= Exercise =
Once you find the line containing "Output a JSON", output it and every line after it to the end of the records, exactly.

Data about app and page elements:
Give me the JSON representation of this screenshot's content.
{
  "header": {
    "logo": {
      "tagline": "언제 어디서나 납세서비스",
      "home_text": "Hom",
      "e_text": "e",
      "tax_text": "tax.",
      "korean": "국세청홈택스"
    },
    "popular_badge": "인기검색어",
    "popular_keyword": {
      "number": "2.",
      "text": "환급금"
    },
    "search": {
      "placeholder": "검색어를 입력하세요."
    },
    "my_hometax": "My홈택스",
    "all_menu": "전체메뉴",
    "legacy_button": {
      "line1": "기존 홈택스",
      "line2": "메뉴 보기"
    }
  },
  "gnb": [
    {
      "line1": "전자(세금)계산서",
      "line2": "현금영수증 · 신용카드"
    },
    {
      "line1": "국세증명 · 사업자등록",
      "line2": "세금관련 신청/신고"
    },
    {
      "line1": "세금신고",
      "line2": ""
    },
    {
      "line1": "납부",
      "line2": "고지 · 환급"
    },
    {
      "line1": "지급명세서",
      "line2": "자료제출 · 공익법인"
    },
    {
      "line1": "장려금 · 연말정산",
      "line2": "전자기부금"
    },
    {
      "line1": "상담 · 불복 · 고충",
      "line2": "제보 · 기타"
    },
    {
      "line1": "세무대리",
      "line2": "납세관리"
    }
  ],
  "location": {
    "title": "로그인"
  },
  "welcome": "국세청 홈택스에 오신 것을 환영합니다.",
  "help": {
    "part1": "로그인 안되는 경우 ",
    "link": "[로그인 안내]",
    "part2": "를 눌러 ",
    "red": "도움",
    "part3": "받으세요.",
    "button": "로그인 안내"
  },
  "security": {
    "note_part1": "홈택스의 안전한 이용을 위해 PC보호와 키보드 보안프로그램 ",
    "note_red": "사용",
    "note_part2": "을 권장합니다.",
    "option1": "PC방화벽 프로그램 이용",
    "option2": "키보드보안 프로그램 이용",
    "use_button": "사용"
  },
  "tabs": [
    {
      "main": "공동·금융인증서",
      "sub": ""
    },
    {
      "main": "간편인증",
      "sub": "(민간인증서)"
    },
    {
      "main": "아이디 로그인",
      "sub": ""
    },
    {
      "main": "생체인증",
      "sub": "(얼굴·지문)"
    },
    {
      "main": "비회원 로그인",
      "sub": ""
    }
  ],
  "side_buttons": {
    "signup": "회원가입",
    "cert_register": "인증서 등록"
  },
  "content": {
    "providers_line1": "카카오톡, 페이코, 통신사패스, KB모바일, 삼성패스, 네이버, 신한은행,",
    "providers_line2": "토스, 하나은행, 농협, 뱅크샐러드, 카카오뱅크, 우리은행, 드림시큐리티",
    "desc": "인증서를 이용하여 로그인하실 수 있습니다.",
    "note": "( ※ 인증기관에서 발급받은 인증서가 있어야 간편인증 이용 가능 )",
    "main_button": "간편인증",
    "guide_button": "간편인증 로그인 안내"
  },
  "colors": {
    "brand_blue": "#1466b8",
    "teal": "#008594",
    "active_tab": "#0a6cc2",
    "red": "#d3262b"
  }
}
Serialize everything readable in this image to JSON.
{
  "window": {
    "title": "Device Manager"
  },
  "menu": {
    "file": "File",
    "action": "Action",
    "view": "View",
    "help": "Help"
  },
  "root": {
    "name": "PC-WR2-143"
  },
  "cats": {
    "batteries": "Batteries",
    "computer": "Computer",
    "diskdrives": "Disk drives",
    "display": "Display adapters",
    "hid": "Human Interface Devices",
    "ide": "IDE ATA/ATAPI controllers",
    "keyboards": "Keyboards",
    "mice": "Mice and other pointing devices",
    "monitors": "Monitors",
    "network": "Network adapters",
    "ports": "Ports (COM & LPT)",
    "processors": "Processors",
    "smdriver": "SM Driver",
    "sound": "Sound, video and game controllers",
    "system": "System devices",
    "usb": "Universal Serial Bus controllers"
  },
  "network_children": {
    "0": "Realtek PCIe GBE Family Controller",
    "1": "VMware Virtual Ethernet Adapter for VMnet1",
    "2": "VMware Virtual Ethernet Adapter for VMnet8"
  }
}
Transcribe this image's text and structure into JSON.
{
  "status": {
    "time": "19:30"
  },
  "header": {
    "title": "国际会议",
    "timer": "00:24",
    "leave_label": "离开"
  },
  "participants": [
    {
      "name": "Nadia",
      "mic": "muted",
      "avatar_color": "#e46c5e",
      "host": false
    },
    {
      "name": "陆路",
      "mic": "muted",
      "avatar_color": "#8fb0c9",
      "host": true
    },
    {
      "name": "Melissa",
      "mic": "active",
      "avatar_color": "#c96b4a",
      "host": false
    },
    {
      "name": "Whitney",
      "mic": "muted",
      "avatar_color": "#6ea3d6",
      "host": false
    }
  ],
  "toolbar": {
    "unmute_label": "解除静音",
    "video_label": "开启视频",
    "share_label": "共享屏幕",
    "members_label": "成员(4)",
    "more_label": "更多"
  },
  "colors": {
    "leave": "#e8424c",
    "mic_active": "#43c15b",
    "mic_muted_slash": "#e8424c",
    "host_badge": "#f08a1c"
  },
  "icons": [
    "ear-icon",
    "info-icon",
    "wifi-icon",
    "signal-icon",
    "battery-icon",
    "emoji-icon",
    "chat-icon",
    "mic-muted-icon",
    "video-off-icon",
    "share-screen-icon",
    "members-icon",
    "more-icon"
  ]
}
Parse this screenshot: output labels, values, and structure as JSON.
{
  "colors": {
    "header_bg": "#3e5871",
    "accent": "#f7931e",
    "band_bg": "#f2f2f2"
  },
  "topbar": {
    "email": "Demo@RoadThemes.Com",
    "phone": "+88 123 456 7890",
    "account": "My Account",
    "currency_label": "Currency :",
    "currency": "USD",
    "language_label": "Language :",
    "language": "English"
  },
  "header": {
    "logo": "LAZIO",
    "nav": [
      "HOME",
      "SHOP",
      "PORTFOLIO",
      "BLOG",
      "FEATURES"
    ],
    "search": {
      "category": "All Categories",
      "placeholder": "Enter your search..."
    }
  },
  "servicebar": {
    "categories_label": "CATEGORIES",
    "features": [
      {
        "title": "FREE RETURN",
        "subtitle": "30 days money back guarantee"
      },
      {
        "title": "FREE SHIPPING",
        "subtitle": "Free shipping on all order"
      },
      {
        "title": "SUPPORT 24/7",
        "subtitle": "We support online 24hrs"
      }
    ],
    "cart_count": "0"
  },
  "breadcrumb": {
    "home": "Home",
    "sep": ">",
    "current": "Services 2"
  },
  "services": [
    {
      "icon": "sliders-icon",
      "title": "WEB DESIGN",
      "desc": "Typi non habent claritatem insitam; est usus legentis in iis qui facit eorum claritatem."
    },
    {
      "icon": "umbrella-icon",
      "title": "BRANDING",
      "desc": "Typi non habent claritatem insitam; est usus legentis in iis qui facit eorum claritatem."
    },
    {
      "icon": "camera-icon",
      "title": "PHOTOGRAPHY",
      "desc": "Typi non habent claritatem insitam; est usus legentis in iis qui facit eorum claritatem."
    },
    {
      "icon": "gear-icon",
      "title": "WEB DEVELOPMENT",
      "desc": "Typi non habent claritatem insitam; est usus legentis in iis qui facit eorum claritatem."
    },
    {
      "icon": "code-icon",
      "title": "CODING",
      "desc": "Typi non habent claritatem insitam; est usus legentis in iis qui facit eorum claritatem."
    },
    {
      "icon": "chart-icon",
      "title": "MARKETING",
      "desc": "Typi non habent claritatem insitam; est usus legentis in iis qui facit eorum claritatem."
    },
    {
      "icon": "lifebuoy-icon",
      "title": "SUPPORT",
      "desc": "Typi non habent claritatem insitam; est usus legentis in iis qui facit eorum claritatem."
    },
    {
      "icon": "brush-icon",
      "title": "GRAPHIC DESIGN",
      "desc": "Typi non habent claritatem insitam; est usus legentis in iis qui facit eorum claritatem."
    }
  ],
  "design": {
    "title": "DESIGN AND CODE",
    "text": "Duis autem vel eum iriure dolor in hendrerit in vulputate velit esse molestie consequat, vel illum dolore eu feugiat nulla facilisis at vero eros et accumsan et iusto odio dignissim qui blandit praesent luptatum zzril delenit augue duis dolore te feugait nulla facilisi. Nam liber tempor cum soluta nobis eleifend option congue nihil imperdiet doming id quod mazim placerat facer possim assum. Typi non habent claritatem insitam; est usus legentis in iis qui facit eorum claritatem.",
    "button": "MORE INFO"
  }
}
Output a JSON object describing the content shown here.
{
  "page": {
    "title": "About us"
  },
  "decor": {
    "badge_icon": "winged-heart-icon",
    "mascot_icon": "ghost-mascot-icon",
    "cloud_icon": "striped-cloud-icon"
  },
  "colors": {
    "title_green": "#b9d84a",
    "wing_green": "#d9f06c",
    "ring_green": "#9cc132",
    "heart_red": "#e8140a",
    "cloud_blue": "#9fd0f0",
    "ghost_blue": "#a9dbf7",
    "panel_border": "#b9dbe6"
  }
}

= Your response =
Output a JSON object describing the content shown here.
{
  "page": {
    "title": "About us"
  },
  "decor": {
    "badge_icon": "winged-heart-icon",
    "mascot_icon": "ghost-mascot-icon",
    "cloud_icon": "striped-cloud-icon"
  },
  "colors": {
    "title_green": "#b9d84a",
    "wing_green": "#d9f06c",
    "ring_green": "#9cc132",
    "heart_red": "#e8140a",
    "cloud_blue": "#9fd0f0",
    "ghost_blue": "#a9dbf7",
    "panel_border": "#b9dbe6"
  }
}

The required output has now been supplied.